What are the benefits of coding for children?

What is the reason behind teaching children how to code?

Computers are capable, and adults can program them, so why do children need to learn these skills? The answer is as simple as you learning to read and write and talk in English so that you can understand this very article. 

As Tufts University’s child development expert Marina Umaschi Bers explains, “Coding is a way to achieve literacy in the 21st century, like reading and writing.” Children should be taught how to code so that they can express themselves and apply the skills for their lifetime. 

Reasons why children should learn coding:

Professional Development in STEM Fields

An interesting projection for the future says that 85% of the jobs expected by 2030 haven’t even been invented yet. To take the lead on jobs of the future, one must be at the cutting edge and be prepared with the knowledge that will be useful in the future. 

STEM, that is science, technology, engineering and math skills are vital to every aspect of modern life.

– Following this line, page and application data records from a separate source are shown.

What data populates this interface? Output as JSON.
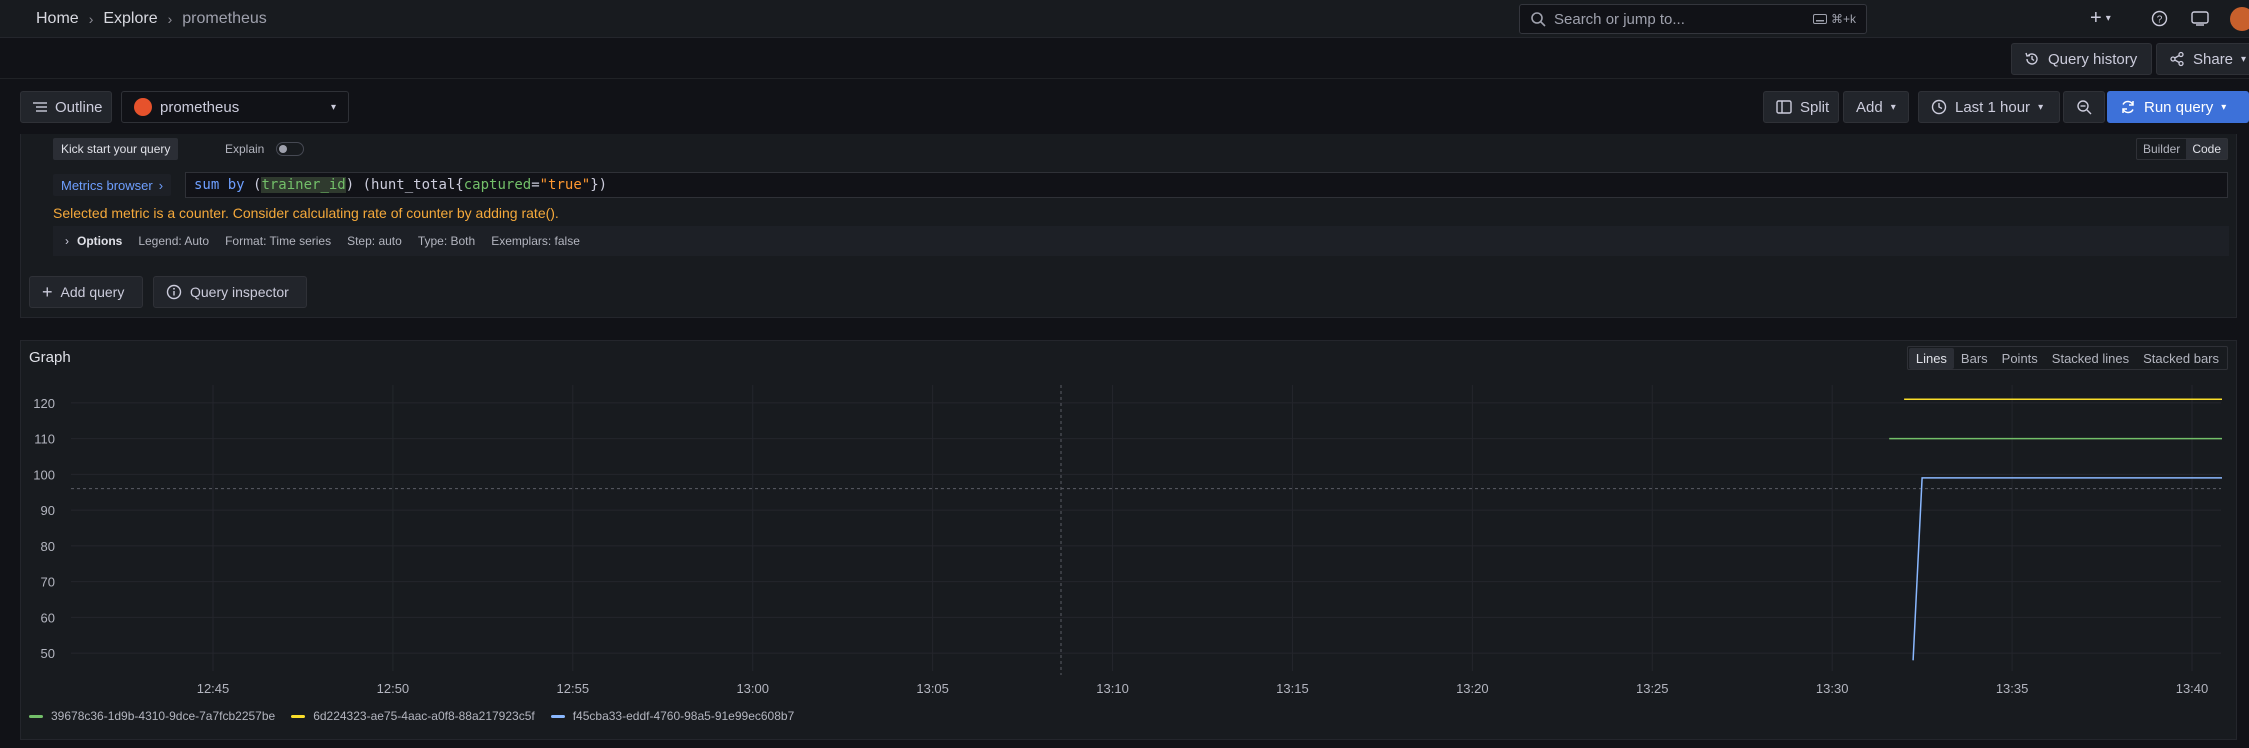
{
  "breadcrumbs": [
    "Home",
    "Explore",
    "prometheus"
  ],
  "search": {
    "placeholder": "Search or jump to...",
    "shortcut": "⌘+k"
  },
  "header_actions": {
    "query_history": "Query history",
    "share": "Share"
  },
  "toolbar": {
    "outline": "Outline",
    "datasource": "prometheus",
    "split": "Split",
    "add": "Add",
    "time_range": "Last 1 hour",
    "run_query": "Run query"
  },
  "query": {
    "kick_start": "Kick start your query",
    "explain": "Explain",
    "builder": "Builder",
    "code": "Code",
    "metrics_browser": "Metrics browser",
    "expr_parts": {
      "kw": "sum by",
      "open": " (",
      "label": "trainer_id",
      "mid": ") (hunt_total{",
      "matcher_key": "captured",
      "eq": "=",
      "matcher_val": "\"true\"",
      "close": "})"
    },
    "warning": "Selected metric is a counter. Consider calculating rate of counter by adding rate().",
    "options": {
      "title": "Options",
      "legend": "Legend: Auto",
      "format": "Format: Time series",
      "step": "Step: auto",
      "type": "Type: Both",
      "exemplars": "Exemplars: false"
    },
    "add_query": "Add query",
    "query_inspector": "Query inspector"
  },
  "graph": {
    "title": "Graph",
    "modes": [
      "Lines",
      "Bars",
      "Points",
      "Stacked lines",
      "Stacked bars"
    ],
    "active_mode": "Lines"
  },
  "colors": {
    "accent": "#3d71d9",
    "warning": "#f5a93b",
    "green": "#73bf69",
    "yellow": "#fade2a",
    "blue": "#8ab8ff"
  },
  "chart_data": {
    "type": "line",
    "x_ticks": [
      "12:45",
      "12:50",
      "12:55",
      "13:00",
      "13:05",
      "13:10",
      "13:15",
      "13:20",
      "13:25",
      "13:30",
      "13:35",
      "13:40"
    ],
    "y_ticks": [
      50,
      60,
      70,
      80,
      90,
      100,
      110,
      120
    ],
    "ylim": [
      45,
      125
    ],
    "grid": true,
    "legend_position": "bottom",
    "series": [
      {
        "name": "39678c36-1d9b-4310-9dce-7a7fcb2257be",
        "color": "#73bf69",
        "points": [
          [
            "13:31:35",
            110
          ],
          [
            "13:40:50",
            110
          ]
        ]
      },
      {
        "name": "6d224323-ae75-4aac-a0f8-88a217923c5f",
        "color": "#fade2a",
        "points": [
          [
            "13:32:00",
            121
          ],
          [
            "13:40:50",
            121
          ]
        ]
      },
      {
        "name": "f45cba33-eddf-4760-98a5-91e99ec608b7",
        "color": "#8ab8ff",
        "points": [
          [
            "13:32:15",
            48
          ],
          [
            "13:32:30",
            99
          ],
          [
            "13:40:50",
            99
          ]
        ]
      }
    ]
  }
}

By learning how to code, kids get a head start in professional development, which helps them understand the programming underlying the tools and software they’ll use in their life.   

Coding Encourages Creativity

Every child is a creative being, imagining that a toy dinosaur is a real T-Rex or turning boxes and blankets into a fort. Throughout life, the ability to think creatively inspires careers and opportunities. Learning to code helps implant creativity in the brain, where it remains accessible for the rest of your child’s life. Through coding, your child feels free to experiment when presented with a task such as landing a virtual spaceship or making a dragon breathe fire. Your child also builds “whole-brain thinking” that links the artsy right brain with the technology- and logic-oriented left side. Put the two together, and children learn to turn brainstorming into reality.   

Coding Requires Logical Thinking

Good coding starts well before numbers and symbols are entered on a keyboard. In coding, computational thinking is a type of critical thinking that involves analyzing even the simplest actions for every step needed to achieve a desired result. Computers simply do as they’re told, and if the instructions are vague the results will be messy. Coding teaches kids to think through an issue step by step — a skill needed for effectiveness in academics and careers. Logical thinking breaks down an action into smaller pieces, making achievement of the goal a matter of managing each segment. 

Children Learn Problem-Solving Skills

Problem-solvers are useful people to be. Dilemmas don’t halt them in their tracks. Children who learn to hash through an issue and analyze its components before settling on a solution are better prepared for school and work. As children are learning how to code, they are applying processing skills and math toward a workable solution. In teaching kids to code, we are encouraging them to recognize problems and take the initiative to solve them.

Coding Clubs Encourage Collaboration and Teamwork

Computers are learning to think and perform tasks that were once reserved for humans, but this doesn’t mean that human interaction will become outmoded. More than ever, children need to learn to collaborate and work in teams, because businesses and institutions thrive and grow only if their people generate the most innovative ideas on the planet. Computer coding for kids brings them together to solve problems, share ideas, encourage each other through the failures and cheer for their successes.